The atmosphere grows dense with intimations of homosexual desire; pent-up rage is ready to explode with the slightest spark, and it does so with a blatantly theatrical flourish. The physical tumbles of lean bodies and the emotional fumblings of maturing souls take place in landscapes framed for postcards; the portentous drama, underlined and calculated details, could serve as a travel brochure.
Carbone's pensive style... is interested in revealing a world in flux, but his fixation on death is so incessant that it situates the film as a morose fetish object... And striking as it may be, Nicholas Bentgen's lensing of the film fails to engross because of its superficial resemblance to the work of Terrence Malick, Matt Porterfield, and David Gordon Green, filmmakers who, while often seized by the gloominess of human despair, are still able to capture worlds brimming with endless discovery.

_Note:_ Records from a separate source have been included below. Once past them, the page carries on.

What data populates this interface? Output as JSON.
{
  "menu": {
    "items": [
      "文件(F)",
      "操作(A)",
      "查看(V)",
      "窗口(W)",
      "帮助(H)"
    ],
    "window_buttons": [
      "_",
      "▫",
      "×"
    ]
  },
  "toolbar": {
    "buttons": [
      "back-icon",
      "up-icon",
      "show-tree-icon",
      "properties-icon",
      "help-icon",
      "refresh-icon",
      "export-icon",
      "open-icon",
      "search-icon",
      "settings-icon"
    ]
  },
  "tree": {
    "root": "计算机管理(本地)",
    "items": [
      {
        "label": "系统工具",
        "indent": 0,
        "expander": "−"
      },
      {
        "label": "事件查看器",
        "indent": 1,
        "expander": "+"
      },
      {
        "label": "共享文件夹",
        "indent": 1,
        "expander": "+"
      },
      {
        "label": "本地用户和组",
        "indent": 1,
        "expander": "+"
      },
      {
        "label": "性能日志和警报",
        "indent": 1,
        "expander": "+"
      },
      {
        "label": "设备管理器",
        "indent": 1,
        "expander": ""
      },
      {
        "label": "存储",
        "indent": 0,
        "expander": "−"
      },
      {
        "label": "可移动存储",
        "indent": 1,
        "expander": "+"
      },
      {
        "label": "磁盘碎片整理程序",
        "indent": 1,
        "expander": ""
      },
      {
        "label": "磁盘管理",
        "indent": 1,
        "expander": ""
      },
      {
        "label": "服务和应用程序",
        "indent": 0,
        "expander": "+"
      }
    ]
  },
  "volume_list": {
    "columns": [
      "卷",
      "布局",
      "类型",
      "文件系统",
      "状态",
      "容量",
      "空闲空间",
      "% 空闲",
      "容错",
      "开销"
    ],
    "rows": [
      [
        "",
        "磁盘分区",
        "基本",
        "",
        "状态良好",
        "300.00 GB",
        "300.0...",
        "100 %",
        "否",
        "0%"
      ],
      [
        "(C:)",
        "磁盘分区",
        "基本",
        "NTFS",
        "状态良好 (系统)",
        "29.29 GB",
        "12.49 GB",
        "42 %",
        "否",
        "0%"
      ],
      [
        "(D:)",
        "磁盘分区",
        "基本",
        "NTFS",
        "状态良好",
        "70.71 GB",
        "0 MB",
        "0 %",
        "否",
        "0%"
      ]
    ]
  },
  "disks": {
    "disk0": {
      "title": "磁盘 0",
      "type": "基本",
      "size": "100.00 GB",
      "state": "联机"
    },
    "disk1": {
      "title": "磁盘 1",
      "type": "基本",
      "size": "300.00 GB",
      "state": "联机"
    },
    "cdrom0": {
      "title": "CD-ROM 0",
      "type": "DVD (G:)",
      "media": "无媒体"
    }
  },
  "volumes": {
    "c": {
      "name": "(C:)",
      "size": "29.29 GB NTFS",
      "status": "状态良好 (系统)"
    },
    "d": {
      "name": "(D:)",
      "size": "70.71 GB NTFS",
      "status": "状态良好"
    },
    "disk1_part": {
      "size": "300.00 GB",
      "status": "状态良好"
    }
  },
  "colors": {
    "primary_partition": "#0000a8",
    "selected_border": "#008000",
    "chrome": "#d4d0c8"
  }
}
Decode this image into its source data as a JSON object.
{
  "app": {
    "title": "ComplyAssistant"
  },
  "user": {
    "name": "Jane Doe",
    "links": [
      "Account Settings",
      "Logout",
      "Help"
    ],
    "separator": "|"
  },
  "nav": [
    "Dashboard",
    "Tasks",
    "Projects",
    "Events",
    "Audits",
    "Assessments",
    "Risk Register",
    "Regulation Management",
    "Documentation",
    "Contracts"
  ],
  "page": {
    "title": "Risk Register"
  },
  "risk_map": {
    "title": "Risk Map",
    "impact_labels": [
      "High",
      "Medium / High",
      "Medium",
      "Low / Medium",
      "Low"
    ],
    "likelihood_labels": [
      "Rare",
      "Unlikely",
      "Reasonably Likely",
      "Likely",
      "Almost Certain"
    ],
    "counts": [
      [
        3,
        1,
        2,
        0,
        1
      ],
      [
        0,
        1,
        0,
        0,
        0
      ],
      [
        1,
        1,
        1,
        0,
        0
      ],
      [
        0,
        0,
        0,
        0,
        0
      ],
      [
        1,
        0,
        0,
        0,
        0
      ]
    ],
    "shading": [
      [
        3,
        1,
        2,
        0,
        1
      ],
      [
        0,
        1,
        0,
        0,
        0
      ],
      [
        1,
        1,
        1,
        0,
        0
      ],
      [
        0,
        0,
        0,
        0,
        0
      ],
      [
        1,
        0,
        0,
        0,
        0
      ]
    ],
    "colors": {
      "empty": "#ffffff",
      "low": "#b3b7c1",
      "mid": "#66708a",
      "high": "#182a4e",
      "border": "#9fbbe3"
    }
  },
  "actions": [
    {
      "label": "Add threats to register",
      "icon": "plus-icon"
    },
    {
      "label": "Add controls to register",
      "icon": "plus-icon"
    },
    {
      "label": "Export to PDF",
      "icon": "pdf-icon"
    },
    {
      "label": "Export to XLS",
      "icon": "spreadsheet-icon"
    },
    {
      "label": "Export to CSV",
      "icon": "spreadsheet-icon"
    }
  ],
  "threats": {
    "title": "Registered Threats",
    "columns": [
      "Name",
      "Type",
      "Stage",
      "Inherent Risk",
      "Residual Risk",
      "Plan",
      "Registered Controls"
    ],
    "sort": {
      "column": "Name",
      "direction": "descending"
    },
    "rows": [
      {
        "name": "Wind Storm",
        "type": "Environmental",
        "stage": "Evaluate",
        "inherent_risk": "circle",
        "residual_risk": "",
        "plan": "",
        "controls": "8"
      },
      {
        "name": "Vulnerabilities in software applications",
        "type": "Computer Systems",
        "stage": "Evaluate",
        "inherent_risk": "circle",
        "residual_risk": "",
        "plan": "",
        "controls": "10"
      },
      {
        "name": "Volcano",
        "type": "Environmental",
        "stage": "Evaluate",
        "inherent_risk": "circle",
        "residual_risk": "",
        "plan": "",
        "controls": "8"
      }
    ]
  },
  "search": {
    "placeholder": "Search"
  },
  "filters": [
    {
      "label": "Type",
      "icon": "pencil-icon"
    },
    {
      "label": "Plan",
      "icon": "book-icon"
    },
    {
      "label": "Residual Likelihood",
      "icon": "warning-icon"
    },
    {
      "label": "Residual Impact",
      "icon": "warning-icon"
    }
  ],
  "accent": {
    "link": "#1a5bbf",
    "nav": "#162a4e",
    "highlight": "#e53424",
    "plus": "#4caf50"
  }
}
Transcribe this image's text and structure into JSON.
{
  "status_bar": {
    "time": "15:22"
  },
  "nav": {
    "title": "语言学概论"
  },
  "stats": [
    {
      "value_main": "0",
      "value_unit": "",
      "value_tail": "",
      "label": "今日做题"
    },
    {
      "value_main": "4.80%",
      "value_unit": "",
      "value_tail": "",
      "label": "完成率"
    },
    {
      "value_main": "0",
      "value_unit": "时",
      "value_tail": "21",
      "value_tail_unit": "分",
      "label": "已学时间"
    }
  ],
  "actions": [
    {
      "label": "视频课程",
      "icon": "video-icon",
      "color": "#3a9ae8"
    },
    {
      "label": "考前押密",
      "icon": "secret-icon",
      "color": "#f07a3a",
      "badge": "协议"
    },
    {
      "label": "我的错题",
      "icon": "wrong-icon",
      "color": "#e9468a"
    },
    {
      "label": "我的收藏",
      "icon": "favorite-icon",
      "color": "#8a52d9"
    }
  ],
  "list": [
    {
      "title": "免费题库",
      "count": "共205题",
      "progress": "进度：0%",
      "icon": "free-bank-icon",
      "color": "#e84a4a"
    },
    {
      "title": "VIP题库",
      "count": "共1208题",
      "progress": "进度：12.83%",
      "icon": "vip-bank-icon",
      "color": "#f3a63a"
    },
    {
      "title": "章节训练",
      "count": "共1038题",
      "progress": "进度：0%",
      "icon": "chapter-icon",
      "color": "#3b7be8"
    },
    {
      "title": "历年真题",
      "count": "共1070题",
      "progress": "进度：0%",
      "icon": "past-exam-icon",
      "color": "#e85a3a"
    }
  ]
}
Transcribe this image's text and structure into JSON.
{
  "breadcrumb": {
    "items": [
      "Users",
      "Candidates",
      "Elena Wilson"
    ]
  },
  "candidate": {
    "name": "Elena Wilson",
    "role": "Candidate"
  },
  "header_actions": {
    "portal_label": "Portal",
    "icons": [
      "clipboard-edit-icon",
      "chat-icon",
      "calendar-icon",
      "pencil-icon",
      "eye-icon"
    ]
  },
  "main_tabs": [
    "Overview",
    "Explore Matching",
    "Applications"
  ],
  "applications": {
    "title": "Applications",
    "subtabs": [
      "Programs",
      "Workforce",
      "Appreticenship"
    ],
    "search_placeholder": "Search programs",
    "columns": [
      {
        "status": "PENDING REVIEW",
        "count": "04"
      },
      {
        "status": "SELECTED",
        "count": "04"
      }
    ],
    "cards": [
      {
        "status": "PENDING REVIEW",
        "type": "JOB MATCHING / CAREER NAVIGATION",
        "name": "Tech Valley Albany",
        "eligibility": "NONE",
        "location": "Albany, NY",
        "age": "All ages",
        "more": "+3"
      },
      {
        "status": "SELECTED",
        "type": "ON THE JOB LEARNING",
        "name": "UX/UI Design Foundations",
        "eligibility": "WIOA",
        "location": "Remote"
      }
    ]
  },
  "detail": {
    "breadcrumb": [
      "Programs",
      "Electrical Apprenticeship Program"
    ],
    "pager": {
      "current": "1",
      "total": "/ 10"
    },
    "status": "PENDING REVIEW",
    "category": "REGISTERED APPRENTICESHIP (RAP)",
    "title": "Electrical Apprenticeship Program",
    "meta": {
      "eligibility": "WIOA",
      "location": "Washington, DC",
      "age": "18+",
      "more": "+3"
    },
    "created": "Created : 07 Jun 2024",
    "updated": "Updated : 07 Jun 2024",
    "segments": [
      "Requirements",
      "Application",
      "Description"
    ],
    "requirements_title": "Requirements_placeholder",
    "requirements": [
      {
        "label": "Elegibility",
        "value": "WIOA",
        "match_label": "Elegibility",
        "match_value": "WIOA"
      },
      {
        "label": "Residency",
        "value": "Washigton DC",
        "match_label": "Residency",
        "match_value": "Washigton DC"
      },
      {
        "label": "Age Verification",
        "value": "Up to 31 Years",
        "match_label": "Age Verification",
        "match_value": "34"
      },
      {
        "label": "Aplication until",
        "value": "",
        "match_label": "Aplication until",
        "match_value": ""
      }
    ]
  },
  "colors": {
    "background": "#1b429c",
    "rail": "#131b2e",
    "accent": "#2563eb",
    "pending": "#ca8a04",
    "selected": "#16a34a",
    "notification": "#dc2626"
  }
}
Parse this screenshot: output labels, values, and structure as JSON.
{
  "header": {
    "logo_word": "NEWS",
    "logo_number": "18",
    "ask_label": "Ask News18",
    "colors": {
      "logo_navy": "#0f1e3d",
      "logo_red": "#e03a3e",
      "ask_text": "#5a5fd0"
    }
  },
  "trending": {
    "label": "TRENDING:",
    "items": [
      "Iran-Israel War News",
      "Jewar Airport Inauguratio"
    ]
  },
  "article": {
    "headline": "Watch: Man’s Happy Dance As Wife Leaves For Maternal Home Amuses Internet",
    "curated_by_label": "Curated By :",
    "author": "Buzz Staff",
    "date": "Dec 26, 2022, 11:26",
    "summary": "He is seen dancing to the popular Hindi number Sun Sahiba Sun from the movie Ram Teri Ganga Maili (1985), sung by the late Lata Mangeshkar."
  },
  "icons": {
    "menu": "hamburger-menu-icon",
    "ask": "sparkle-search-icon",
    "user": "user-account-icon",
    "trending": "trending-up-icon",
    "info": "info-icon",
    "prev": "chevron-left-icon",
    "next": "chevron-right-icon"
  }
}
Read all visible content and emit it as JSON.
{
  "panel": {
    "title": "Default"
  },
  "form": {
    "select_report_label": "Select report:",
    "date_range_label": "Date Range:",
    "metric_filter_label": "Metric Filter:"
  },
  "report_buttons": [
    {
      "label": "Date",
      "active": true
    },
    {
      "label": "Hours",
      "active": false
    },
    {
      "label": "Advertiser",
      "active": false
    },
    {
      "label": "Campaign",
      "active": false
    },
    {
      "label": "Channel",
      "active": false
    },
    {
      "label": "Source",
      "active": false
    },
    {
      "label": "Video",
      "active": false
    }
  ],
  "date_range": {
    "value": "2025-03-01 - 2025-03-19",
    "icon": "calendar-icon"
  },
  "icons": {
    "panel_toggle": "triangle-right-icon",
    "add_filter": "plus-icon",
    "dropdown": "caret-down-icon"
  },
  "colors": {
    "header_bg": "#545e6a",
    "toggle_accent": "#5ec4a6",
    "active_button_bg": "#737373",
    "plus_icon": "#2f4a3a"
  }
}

Every sequence could be the prologue of a horror flick minus the spooky music and other overt signals of the genre... Potential is the crucial word here.Hide Your Smiling Faces is remarkable for the dread it keeps at a slow simmer from the first shot to the last.